> TASK BRIEF
Within the records below, filter for lines carrying the word "title" and copy them.

Records from a dataset
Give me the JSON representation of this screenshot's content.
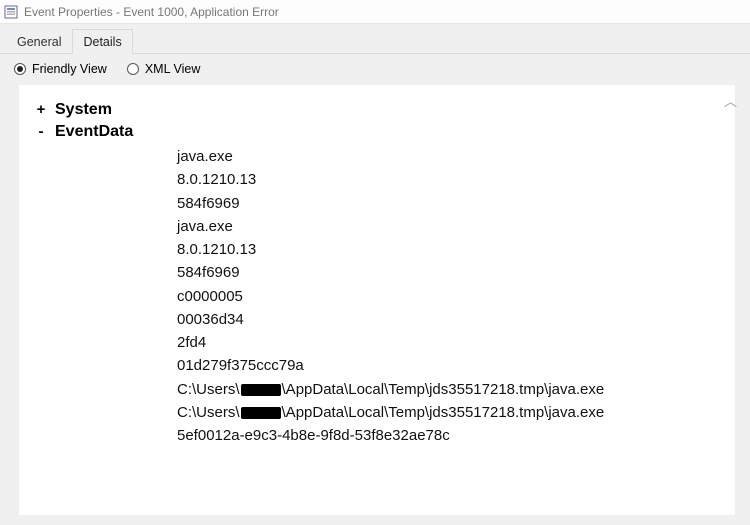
{
  "window": {
    "title": "Event Properties - Event 1000, Application Error"
  },
  "tabs": {
    "general": "General",
    "details": "Details",
    "active": "details"
  },
  "viewmode": {
    "friendly": "Friendly View",
    "xml": "XML View",
    "selected": "friendly"
  },
  "tree": {
    "system": {
      "toggle": "+",
      "label": "System"
    },
    "eventdata": {
      "toggle": "-",
      "label": "EventData"
    }
  },
  "eventdata_lines": [
    "java.exe",
    "8.0.1210.13",
    "584f6969",
    "java.exe",
    "8.0.1210.13",
    "584f6969",
    "c0000005",
    "00036d34",
    "2fd4",
    "01d279f375ccc79a",
    "C:\\Users\\██\\AppData\\Local\\Temp\\jds35517218.tmp\\java.exe",
    "C:\\Users\\██\\AppData\\Local\\Temp\\jds35517218.tmp\\java.exe",
    "5ef0012a-e9c3-4b8e-9f8d-53f8e32ae78c"
  ]
}
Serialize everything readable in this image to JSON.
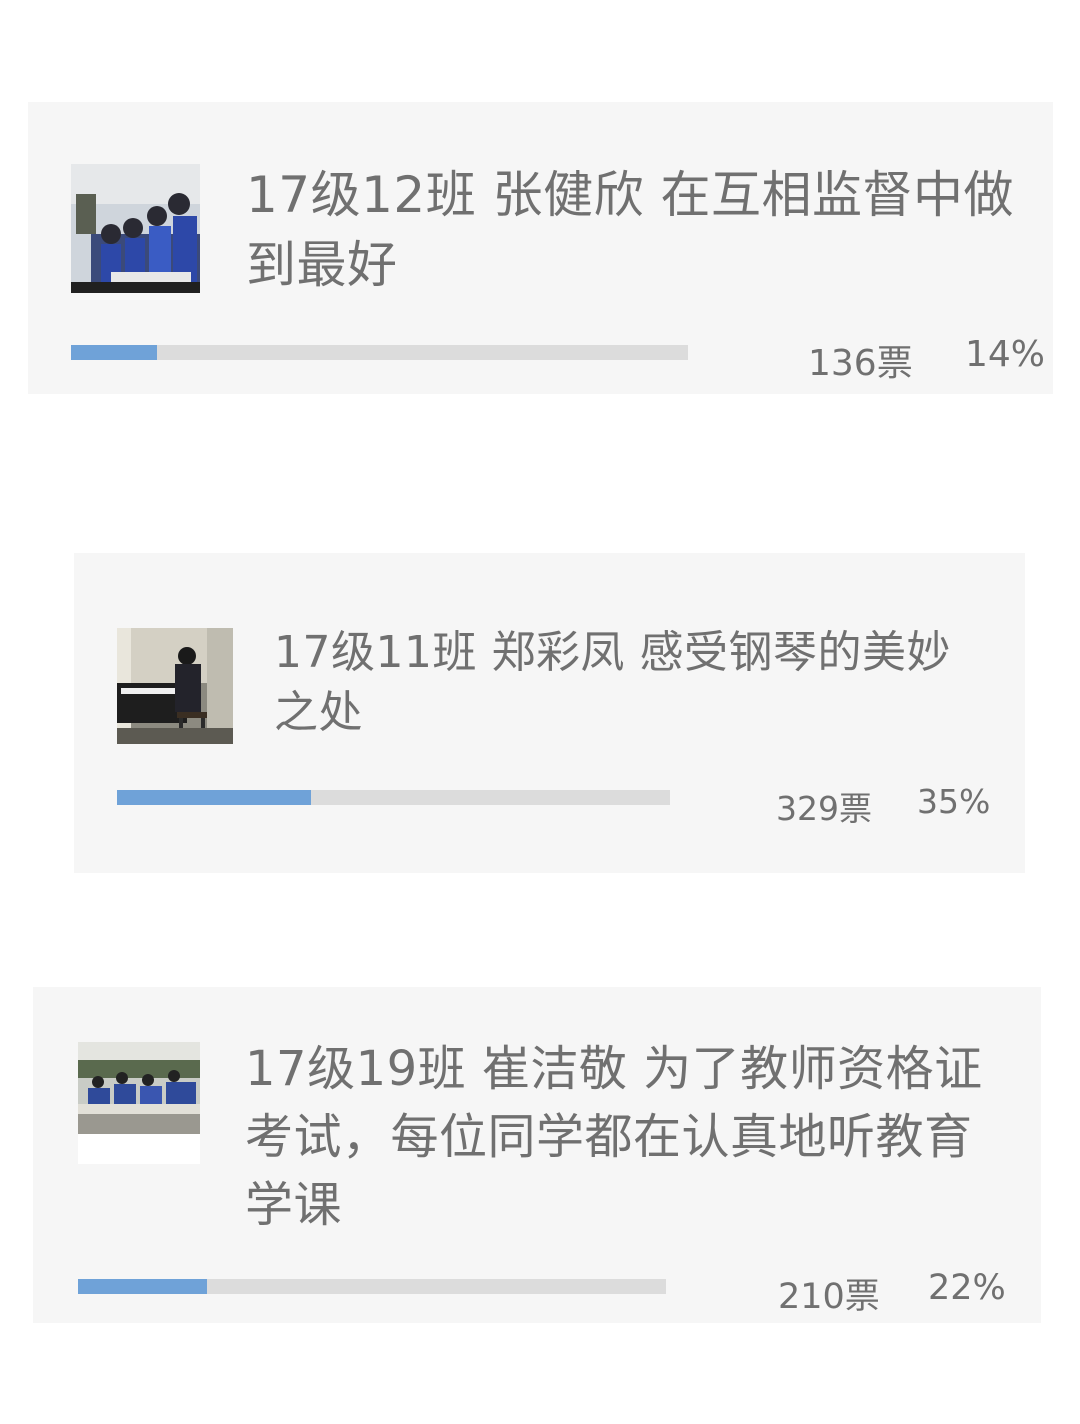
{
  "accent_color": "#6fa2d8",
  "track_color": "#dcdcdc",
  "entries": [
    {
      "title": "17级12班  张健欣  在互相监督中做到最好",
      "votes": "136票",
      "percent": "14%",
      "progress": 0.14,
      "thumbnail": "photo-students-at-keyboard"
    },
    {
      "title": "17级11班  郑彩凤  感受钢琴的美妙之处",
      "votes": "329票",
      "percent": "35%",
      "progress": 0.35,
      "thumbnail": "photo-student-at-piano"
    },
    {
      "title": "17级19班  崔洁敬  为了教师资格证考试，每位同学都在认真地听教育学课",
      "votes": "210票",
      "percent": "22%",
      "progress": 0.22,
      "thumbnail": "photo-classroom-lecture"
    }
  ]
}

> WRITTEN ANSWER
    "title": "Event Properties - Event 1000, Application Error"
      "title": "17级12班  张健欣  在互相监督中做到最好",
      "title": "17级11班  郑彩凤  感受钢琴的美妙之处",
      "title": "17级19班  崔洁敬  为了教师资格证考试，每位同学都在认真地听教育学课",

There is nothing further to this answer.